The expansion of European empires and the systematic mapping of the world prompted the creation of extensive collections and the building of modern museums. At the same time, academic knowledge production was differentiated into disciplines and their respective categorization tested in the colonies, assigning to people forms of “law”, “economy”, “politics”, “religion”, and “art”. This double process of canonisation and its various processes of exclusion has been described by Bruno Latour as the "cleansing work of modernity", which continues to be constitutive for the institutional structures of research and educational institutions, archives and museums.

To the extent that these structures perpetuate unequal access to epistemic, social, economic and ecological resources, they are at the centre of intense social debates. A reorientation is demanded to enable equal cooperation between the Global North and the Global South, and to foster a more democratic coexistence in the post-migrant societies of today. With the call for a new relational ethics (Sarr/Savoy 2018) museums and their colonial collections have moved to the centre of public debates about (post)colonial continuities, persistent racism and more equitable participation. Like museums, universities face the challenge of decolonising their structures and practices and developing new forms of knowledge production, participation and cooperation.

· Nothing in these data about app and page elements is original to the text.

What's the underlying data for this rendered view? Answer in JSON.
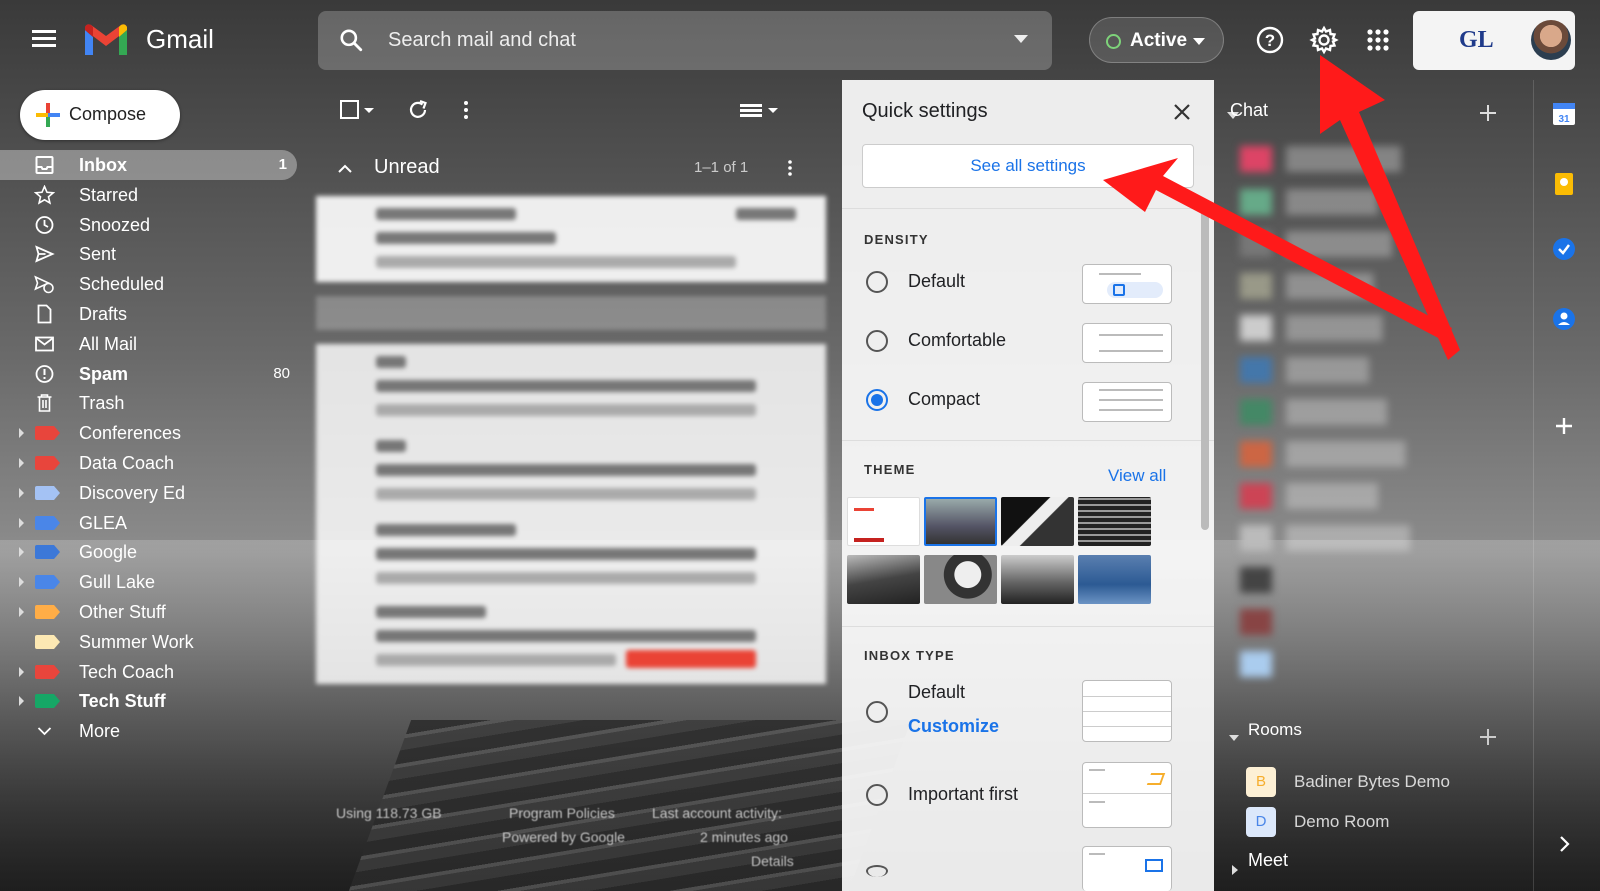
{
  "app": {
    "name": "Gmail"
  },
  "search": {
    "placeholder": "Search mail and chat"
  },
  "status": {
    "label": "Active",
    "color": "#7ed37a"
  },
  "header_icons": [
    "help-icon",
    "gear-icon",
    "apps-grid-icon"
  ],
  "account": {
    "org_logo": "GL"
  },
  "compose": {
    "label": "Compose"
  },
  "nav": {
    "items": [
      {
        "label": "Inbox",
        "count": "1",
        "icon": "inbox-icon",
        "bold": true
      },
      {
        "label": "Starred",
        "icon": "star-icon"
      },
      {
        "label": "Snoozed",
        "icon": "clock-icon"
      },
      {
        "label": "Sent",
        "icon": "send-icon"
      },
      {
        "label": "Scheduled",
        "icon": "scheduled-icon"
      },
      {
        "label": "Drafts",
        "icon": "draft-icon"
      },
      {
        "label": "All Mail",
        "icon": "mail-icon"
      },
      {
        "label": "Spam",
        "count": "80",
        "icon": "spam-icon",
        "bold": true
      },
      {
        "label": "Trash",
        "icon": "trash-icon"
      }
    ],
    "labels": [
      {
        "label": "Conferences",
        "color": "#e8453c"
      },
      {
        "label": "Data Coach",
        "color": "#e8453c"
      },
      {
        "label": "Discovery Ed",
        "color": "#a4c2f4"
      },
      {
        "label": "GLEA",
        "color": "#4a86e8"
      },
      {
        "label": "Google",
        "color": "#3c78d8"
      },
      {
        "label": "Gull Lake",
        "color": "#4a86e8"
      },
      {
        "label": "Other Stuff",
        "color": "#ffad47"
      },
      {
        "label": "Summer Work",
        "color": "#fce8b3"
      },
      {
        "label": "Tech Coach",
        "color": "#e8453c"
      },
      {
        "label": "Tech Stuff",
        "color": "#16a766",
        "bold": true
      }
    ],
    "more": "More"
  },
  "mail_list": {
    "section": "Unread",
    "range": "1–1 of 1"
  },
  "footer": {
    "storage": "Using 118.73 GB",
    "policies": "Program Policies",
    "powered": "Powered by Google",
    "activity": "Last account activity:",
    "activity_time": "2 minutes ago",
    "details": "Details"
  },
  "quick_settings": {
    "title": "Quick settings",
    "see_all": "See all settings",
    "density": {
      "heading": "DENSITY",
      "options": [
        "Default",
        "Comfortable",
        "Compact"
      ],
      "selected": "Compact"
    },
    "theme": {
      "heading": "THEME",
      "view_all": "View all"
    },
    "inbox_type": {
      "heading": "INBOX TYPE",
      "default": "Default",
      "customize": "Customize",
      "important_first": "Important first"
    }
  },
  "chat": {
    "heading": "Chat",
    "rooms_heading": "Rooms",
    "rooms": [
      {
        "initial": "B",
        "name": "Badiner Bytes Demo",
        "color": "#f6ae2d"
      },
      {
        "initial": "D",
        "name": "Demo Room",
        "color": "#4a86e8"
      }
    ],
    "meet": "Meet"
  },
  "side_panel_icons": [
    "calendar-icon",
    "keep-icon",
    "tasks-icon",
    "contacts-icon",
    "add-icon"
  ],
  "annotation_color": "#ff1a1a"
}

The interdisciplinary field of critical heritage studies explores these dynamics and investigates the epistemological, social and political conditions under which the past is reconstructed, and the present and future are renegotiated. Enmeshed with national identity politics and international governance structures, the preservation of heritage has become a contested arena within and between societies of the Global North and the Global South.

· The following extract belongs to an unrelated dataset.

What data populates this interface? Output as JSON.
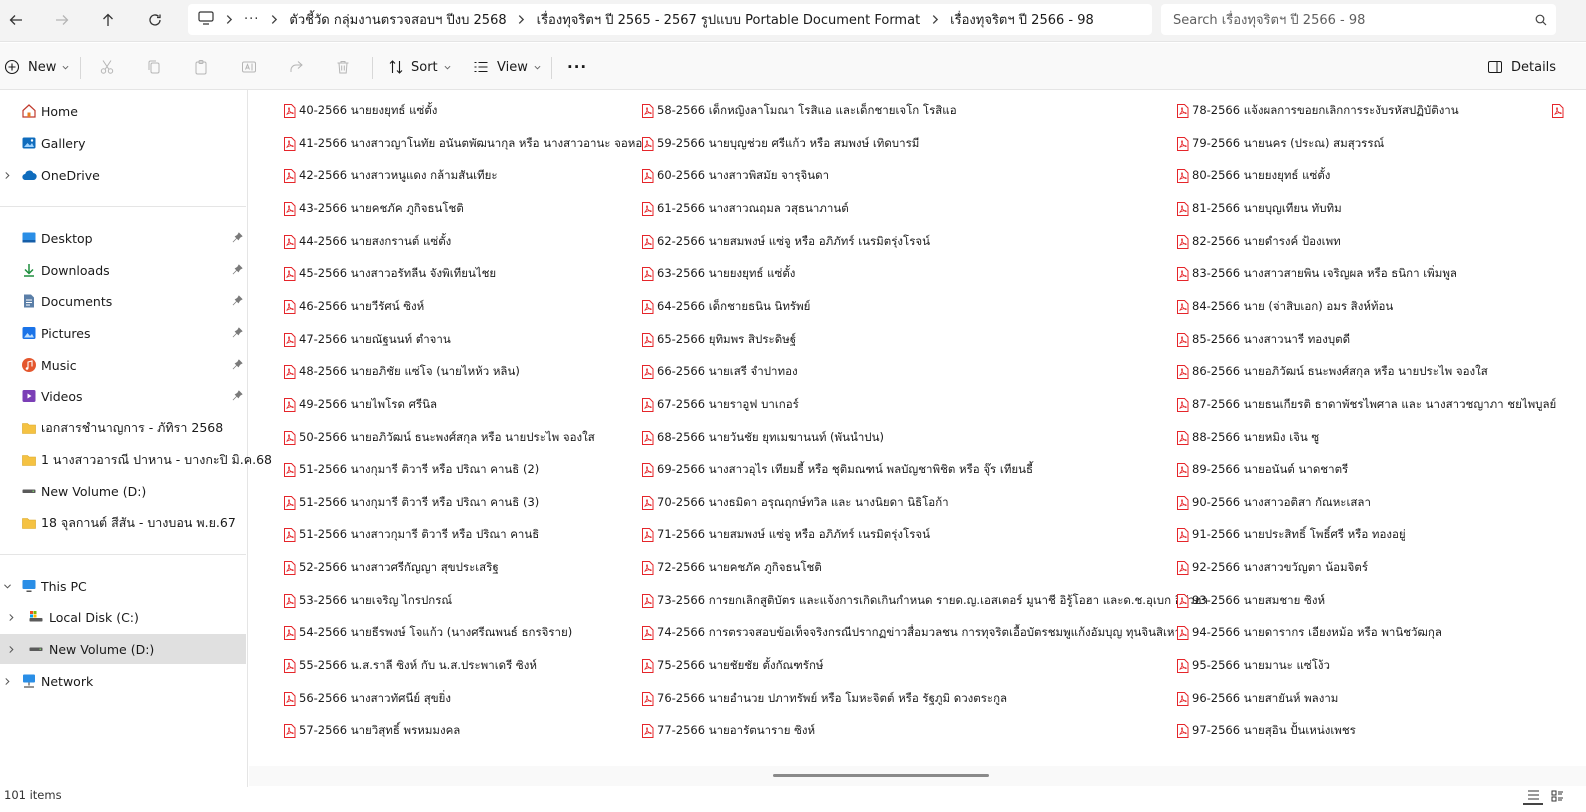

Work on and in critical museum and heritage studies at the Global South Studies Center is structured into three cross-cutting themes:

In the first area Knowledge, the epistemic foundations of the heritage disciplines are examined and collections and their history scrutinized with regard to alternative epistemic practices and forms of knowing.

In the second area, Sociali-es, processes of inclusion and exclusion are explored and possibilities for a comprehensive decolonisation and democratisation of museums, collections and heritage sites discussed.

In the third area, Ecologies, the more-than-human forms of co-existence in the Anthropocene are examined through a new survey of museums, collections, and (natural) heritage sites to put colonial and post/colonial extractivism into focus.


Currently there are two working groups that operate in wider national and transnational networks.


Transforming Knowledge-Practices of Restitution explores situated knowledge practices of restitution that are currently developing in a variety of situations that are intertwined with, but located outside of, Europe. These knowledge practices tend to be complex, conflictual and transformative. They multiply and decentre the ways in which restitution can be thought and develop a variety of critiques of the reified cultural orders that colonialism produced (Comaroff & Comoraff 1991) and that continue to shape ongoing restitution debates and practices in Germany and Europe today.


A second working group, provisionally entitlted Material Culture & Heritage, is envisioned to study how material cultures of the past are positioned in the present world. It investigates the interplay of practices, infrastructures and narratives that lend meaning to the past. A focus is placed on geographical areas that face the epistemic and institutional legacy of colonialism, with a specific interest in local contexts of heritage practices and knowledge making. The working group is designed to bring a range of subject areas into dialogue, including archaeology, ancient world studies, social anthropology, history, and literary studies.


Coordination: Prof. Dr. Richard Bußmann


Further members of the GSSC cooperating on Transregional Museum and Heritage Studies are: Dr. Stephan Millich (Islamwissenschalen) (…to be completed)